## Assigned task
Below are some entries; reproduce them exactly and leave every picture out.

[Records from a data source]
····················

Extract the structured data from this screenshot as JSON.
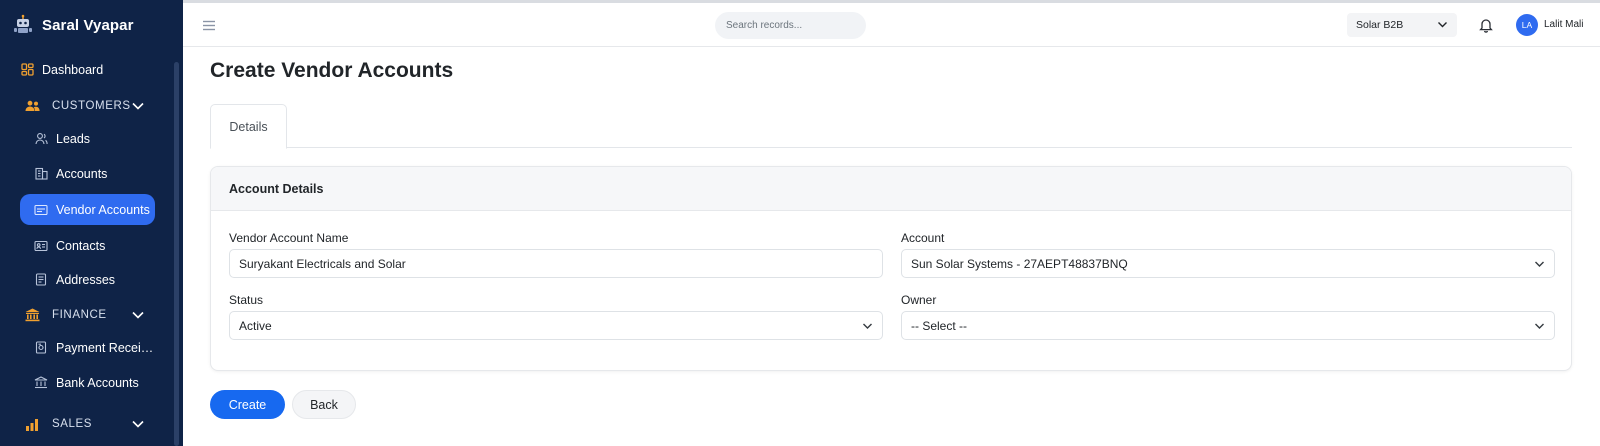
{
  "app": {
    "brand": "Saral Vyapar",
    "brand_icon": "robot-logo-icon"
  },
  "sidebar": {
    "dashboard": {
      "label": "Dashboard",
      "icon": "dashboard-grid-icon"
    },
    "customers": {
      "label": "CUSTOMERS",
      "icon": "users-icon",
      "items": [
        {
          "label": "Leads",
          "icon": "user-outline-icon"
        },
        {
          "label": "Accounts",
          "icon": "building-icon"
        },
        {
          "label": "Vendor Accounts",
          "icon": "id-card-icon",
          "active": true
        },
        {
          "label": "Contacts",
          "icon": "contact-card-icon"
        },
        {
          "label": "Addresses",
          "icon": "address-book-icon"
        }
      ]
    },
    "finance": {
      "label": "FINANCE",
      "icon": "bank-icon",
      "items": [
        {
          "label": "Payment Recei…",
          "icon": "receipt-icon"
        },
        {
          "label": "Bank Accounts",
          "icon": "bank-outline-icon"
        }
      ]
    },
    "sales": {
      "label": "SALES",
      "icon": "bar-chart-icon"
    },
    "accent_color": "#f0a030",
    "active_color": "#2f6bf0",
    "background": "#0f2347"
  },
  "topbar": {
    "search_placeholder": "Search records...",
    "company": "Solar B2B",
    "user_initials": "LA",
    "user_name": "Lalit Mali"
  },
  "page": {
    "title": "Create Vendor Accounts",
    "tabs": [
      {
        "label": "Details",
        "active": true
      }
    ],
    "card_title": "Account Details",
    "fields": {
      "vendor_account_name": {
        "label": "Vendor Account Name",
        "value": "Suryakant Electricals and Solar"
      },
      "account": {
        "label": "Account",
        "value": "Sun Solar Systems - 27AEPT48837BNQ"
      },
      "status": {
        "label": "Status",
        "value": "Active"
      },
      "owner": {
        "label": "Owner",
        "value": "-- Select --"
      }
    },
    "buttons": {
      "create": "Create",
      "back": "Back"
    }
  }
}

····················

## Exercise answer
Extract the structured data from this screenshot as JSON.
{
  "app": {
    "brand": "Saral Vyapar",
    "brand_icon": "robot-logo-icon"
  },
  "sidebar": {
    "dashboard": {
      "label": "Dashboard",
      "icon": "dashboard-grid-icon"
    },
    "customers": {
      "label": "CUSTOMERS",
      "icon": "users-icon",
      "items": [
        {
          "label": "Leads",
          "icon": "user-outline-icon"
        },
        {
          "label": "Accounts",
          "icon": "building-icon"
        },
        {
          "label": "Vendor Accounts",
          "icon": "id-card-icon",
          "active": true
        },
        {
          "label": "Contacts",
          "icon": "contact-card-icon"
        },
        {
          "label": "Addresses",
          "icon": "address-book-icon"
        }
      ]
    },
    "finance": {
      "label": "FINANCE",
      "icon": "bank-icon",
      "items": [
        {
          "label": "Payment Recei…",
          "icon": "receipt-icon"
        },
        {
          "label": "Bank Accounts",
          "icon": "bank-outline-icon"
        }
      ]
    },
    "sales": {
      "label": "SALES",
      "icon": "bar-chart-icon"
    },
    "accent_color": "#f0a030",
    "active_color": "#2f6bf0",
    "background": "#0f2347"
  },
  "topbar": {
    "search_placeholder": "Search records...",
    "company": "Solar B2B",
    "user_initials": "LA",
    "user_name": "Lalit Mali"
  },
  "page": {
    "title": "Create Vendor Accounts",
    "tabs": [
      {
        "label": "Details",
        "active": true
      }
    ],
    "card_title": "Account Details",
    "fields": {
      "vendor_account_name": {
        "label": "Vendor Account Name",
        "value": "Suryakant Electricals and Solar"
      },
      "account": {
        "label": "Account",
        "value": "Sun Solar Systems - 27AEPT48837BNQ"
      },
      "status": {
        "label": "Status",
        "value": "Active"
      },
      "owner": {
        "label": "Owner",
        "value": "-- Select --"
      }
    },
    "buttons": {
      "create": "Create",
      "back": "Back"
    }
  }
}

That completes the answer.